Facebook is in trouble. Not because of the questionable success of its IPO or difficulty finding ways to commodify its services (although, the latter may be significant contributor to the issue). Google+ is in trouble for the same reason, albeit at the opposite end of the spectrum. The reason Facebook is in trouble is because of the fact that it’s signal-to-noise ratio is falling precipitously.
Back in the 1940s, Claude Shannon developed the idea of channel capacity as part of his Information Theory. He demonstrated that the effectiveness of a channel in conveying information was a function of it’s bandwidth and, given that bandwidth, how much of it could you fill with signal as compared to noise. The more signal relative to the amount of noise, the greater the capacity of that channel.
I’ve been a Facebook user for a long time. I joined about a year after it launched publicly. As such, I’ve been party to quite a bit of growth. Early on, it was more of a curiosity. Most of my early Facebook friends were the geekier or hipper of my acquaintances. Then, as word got out, more and more people began joining and connecting. My family, college friends, even grade school classmates began turning up in my friends list. Back then, the platform was primarily about the status update authored by the actual user. There was some “friction” to the sharing, but the consumption was largely frictionless. I was interested in most of what I saw.

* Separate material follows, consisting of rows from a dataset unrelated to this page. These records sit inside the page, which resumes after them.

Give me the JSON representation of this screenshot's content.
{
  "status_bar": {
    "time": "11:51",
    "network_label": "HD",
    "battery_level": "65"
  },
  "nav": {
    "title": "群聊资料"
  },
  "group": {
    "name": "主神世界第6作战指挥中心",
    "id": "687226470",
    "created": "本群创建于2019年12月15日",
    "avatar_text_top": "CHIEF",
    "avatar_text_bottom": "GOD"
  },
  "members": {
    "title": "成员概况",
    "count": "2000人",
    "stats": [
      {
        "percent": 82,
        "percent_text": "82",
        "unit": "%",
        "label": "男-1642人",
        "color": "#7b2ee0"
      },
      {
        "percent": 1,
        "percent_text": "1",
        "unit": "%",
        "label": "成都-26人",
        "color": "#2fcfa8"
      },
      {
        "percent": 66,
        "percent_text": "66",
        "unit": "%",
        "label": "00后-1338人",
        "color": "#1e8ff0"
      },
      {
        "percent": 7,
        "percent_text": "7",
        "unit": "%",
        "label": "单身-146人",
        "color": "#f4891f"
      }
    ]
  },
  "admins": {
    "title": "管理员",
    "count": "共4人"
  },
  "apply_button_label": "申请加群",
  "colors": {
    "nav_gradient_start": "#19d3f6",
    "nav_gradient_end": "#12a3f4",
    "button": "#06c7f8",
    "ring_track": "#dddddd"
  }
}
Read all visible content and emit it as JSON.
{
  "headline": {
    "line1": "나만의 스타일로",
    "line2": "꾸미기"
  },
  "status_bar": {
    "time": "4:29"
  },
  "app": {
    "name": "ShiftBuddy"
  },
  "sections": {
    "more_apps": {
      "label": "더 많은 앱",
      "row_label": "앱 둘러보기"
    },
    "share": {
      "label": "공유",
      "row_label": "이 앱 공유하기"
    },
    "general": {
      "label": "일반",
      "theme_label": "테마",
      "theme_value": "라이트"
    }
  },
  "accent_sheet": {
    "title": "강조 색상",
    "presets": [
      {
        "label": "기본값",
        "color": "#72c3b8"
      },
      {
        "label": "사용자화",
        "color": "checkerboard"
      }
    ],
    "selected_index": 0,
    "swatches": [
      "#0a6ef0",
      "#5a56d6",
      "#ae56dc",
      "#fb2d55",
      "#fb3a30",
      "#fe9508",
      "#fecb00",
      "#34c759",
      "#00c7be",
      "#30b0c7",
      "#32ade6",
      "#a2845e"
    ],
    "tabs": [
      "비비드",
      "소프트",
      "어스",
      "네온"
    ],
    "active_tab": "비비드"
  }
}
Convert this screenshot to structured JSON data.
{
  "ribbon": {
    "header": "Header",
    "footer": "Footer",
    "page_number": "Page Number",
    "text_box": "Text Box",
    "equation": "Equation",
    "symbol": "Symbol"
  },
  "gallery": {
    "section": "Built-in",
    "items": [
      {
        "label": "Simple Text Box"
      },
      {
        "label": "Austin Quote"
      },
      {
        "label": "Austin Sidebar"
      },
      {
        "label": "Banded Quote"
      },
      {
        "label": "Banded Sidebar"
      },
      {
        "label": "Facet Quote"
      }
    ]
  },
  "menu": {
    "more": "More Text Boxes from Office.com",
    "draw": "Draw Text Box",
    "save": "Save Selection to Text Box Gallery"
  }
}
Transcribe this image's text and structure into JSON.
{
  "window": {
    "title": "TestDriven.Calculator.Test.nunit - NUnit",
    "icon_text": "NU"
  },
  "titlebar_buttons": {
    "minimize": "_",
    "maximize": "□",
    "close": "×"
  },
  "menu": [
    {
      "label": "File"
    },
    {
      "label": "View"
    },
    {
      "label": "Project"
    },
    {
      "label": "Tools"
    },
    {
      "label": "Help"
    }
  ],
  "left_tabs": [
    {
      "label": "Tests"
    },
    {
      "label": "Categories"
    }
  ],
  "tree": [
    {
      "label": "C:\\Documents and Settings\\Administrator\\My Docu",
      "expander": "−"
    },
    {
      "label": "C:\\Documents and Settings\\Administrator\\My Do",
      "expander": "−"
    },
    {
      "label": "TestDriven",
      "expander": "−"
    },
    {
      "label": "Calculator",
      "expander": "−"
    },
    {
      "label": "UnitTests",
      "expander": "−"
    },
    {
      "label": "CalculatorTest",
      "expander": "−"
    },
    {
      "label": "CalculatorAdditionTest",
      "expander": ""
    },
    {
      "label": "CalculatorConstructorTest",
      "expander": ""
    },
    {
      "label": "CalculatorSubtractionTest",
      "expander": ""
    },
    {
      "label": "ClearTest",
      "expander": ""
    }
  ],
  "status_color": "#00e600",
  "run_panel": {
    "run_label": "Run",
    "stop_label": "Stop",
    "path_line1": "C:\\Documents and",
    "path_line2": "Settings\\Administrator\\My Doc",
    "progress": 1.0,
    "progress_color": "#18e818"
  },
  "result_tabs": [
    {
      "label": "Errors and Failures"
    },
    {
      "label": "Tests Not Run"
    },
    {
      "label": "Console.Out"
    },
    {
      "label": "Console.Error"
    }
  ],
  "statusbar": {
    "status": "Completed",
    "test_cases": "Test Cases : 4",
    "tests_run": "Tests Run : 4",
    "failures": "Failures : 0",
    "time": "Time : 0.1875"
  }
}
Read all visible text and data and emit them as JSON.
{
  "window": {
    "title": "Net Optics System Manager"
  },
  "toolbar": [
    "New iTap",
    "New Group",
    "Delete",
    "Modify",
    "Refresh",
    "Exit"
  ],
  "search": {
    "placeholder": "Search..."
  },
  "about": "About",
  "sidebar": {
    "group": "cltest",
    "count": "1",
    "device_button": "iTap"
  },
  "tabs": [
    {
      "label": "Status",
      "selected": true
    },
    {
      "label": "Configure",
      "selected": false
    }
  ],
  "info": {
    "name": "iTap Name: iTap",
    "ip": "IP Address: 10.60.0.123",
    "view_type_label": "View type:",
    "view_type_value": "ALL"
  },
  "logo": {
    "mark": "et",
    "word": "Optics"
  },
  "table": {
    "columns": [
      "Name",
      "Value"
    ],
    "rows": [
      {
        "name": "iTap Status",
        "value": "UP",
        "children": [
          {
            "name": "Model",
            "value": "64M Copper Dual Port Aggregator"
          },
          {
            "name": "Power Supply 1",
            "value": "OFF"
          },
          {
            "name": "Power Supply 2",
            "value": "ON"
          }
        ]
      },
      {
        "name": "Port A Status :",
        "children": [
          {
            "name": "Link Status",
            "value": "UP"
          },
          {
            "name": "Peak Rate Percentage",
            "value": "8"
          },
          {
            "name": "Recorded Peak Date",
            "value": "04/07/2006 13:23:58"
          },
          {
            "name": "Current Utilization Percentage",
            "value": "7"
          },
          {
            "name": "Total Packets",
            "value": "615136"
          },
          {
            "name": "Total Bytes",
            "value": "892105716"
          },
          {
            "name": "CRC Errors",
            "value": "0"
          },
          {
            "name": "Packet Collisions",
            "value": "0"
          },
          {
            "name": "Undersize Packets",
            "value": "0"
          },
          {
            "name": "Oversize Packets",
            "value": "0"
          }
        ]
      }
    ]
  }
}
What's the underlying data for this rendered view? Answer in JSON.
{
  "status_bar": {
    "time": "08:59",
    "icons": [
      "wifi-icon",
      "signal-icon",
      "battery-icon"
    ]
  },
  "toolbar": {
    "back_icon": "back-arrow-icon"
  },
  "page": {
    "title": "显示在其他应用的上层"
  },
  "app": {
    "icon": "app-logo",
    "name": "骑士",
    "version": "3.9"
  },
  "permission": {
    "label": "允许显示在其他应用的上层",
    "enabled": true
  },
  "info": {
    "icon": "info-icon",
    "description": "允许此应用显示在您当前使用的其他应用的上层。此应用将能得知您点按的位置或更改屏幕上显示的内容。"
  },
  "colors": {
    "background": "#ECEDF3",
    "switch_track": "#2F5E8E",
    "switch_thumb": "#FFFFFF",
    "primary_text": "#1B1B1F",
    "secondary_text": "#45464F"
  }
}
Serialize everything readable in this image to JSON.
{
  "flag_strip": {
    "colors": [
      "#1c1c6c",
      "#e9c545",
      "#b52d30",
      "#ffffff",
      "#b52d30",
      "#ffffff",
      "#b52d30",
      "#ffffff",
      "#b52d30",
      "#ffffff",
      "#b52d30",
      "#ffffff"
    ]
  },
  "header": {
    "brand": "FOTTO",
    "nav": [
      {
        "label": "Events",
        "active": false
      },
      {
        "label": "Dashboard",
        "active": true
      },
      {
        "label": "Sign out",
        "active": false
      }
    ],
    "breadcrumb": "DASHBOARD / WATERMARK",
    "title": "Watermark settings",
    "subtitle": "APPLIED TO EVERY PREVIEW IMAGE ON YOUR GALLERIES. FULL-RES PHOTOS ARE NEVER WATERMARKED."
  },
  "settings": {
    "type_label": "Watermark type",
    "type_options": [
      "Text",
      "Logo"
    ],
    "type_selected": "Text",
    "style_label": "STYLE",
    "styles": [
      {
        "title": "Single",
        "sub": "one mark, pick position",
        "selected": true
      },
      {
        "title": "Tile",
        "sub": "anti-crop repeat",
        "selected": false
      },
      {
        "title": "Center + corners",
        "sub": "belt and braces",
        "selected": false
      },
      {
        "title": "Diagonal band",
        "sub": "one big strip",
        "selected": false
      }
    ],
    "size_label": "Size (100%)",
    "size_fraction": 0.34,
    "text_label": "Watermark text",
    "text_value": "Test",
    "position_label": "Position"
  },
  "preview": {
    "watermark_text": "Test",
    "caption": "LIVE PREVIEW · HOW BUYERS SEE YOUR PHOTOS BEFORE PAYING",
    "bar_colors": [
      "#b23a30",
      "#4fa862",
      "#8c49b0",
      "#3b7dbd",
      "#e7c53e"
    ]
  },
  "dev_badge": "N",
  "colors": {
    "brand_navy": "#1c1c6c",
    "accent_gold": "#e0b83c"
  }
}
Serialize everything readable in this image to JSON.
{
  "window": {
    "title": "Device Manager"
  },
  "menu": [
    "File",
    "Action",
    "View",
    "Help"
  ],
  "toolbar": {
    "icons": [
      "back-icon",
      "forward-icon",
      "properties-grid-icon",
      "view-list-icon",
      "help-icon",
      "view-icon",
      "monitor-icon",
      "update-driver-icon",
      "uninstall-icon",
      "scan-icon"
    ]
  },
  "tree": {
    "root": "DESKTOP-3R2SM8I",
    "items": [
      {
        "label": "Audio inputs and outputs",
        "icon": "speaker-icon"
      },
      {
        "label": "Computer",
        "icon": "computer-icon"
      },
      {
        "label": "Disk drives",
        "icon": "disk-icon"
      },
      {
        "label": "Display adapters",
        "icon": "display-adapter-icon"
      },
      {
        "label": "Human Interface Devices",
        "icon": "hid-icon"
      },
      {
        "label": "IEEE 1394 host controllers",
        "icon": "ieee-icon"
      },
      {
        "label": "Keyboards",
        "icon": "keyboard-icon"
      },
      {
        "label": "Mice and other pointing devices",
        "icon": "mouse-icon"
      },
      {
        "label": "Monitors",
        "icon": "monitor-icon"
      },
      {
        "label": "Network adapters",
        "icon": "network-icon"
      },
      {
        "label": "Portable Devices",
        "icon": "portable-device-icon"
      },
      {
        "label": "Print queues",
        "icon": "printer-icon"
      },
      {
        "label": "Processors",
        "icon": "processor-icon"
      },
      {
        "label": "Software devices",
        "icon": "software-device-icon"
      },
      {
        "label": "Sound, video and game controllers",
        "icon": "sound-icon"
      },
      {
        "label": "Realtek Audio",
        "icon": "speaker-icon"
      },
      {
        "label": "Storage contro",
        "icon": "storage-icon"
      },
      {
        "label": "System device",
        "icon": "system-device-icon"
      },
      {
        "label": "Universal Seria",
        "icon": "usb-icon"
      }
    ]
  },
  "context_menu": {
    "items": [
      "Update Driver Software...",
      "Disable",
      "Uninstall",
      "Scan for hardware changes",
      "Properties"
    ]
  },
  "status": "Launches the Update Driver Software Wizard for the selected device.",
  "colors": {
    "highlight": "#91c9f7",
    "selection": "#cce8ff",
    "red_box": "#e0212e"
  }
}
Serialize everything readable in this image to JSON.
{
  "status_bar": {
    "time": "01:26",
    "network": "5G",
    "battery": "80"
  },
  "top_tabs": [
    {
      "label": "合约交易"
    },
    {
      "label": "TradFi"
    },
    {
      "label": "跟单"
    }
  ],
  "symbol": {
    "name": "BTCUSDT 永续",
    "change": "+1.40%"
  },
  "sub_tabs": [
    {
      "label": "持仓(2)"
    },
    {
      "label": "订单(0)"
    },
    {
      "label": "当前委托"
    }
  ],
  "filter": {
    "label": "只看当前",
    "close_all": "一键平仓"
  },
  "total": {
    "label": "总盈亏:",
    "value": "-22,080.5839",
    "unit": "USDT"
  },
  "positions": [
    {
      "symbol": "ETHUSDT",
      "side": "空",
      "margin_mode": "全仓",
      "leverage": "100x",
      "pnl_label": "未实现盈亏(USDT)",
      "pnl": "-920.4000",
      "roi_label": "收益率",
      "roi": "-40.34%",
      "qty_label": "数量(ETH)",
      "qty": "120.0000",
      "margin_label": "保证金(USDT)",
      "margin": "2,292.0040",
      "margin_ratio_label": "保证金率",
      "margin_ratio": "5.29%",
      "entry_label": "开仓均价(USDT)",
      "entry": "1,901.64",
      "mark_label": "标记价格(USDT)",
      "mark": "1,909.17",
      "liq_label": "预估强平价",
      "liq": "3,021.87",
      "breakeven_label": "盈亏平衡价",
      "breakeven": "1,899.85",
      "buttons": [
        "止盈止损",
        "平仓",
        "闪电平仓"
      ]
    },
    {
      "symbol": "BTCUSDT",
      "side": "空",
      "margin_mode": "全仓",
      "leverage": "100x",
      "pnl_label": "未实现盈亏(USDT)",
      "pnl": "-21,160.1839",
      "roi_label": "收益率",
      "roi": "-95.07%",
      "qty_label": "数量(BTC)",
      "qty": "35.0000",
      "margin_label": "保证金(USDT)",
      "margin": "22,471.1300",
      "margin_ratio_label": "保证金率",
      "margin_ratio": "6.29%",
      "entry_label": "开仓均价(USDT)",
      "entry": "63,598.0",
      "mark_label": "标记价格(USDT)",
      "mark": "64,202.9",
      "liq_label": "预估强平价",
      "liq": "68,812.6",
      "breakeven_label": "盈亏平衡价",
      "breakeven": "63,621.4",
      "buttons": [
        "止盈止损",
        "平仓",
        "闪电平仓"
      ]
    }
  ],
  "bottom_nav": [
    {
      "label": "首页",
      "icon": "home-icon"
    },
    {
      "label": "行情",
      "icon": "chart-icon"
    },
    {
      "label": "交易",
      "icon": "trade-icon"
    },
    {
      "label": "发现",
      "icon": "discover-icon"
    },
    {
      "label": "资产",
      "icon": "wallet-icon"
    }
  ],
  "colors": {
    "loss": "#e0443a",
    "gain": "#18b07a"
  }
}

Then, they opened the platform to third-party developers and the game updates began. Suddenly, I began having to scroll through pages full of Zynga updates about my friends obtaining Neapolitan Cows in Farmville to get to the next content of substance. Invitations to join Mob Wars began to clutter my inbox. I was able to filter some of the unwanted content out by explicitly hiding it from my stream, but the friction had been passed from the poster to the reader. Personally, I’m in favor of a little editorial rigor. There’s a reason newspapers don’t just publish reporters notes as they take them; spending some time to figure out how to communicate what you’re trying to communicate ensures that the reader’s time is well spent.
The situation has only been worsened by Facebook’s attempts to find new content streams it can commodify. Now, my wall is polluted with trending videos, articles my friends have glanced at, ads (sometimes hilariously incorrect in their demographic assessment of me), and interactions largely between people whom I don’t know (because one of my friends liked the initial post). I have to scan quite a bit of content to turn up anything I’m actually interested in.
On the plus side, the signal is still strong on Facebook. That’s where the people who can create the content that I am interested in (friends, family, colleagues, etc.) have set up social shop. Unfortunately, the content that my friends have explicitly chosen to share is being overwhelmed by content that they either didn’t really chose to share or is being algorithmically chosen by the platform.
Google+ has very low noise. In fact, the whole concept of circles is designed to reduce noise. It puts a little more pressure on the poster to consider which of their circles would be interested in a particular piece of content, but the result is a content stream that is fairly pure and I am generally interested in much of what’s posted in my stream. However, the signal strength on Google+ just isn’t that great. There is a handful of people with whom I have connected that are always generating great content, but the diversity of content just isn’t the same as id was during the golden age of Facebook.
In both cases, the issue is that either signal is not strong enough or the noise is just too loud for the user to be getting optimized channel capacity.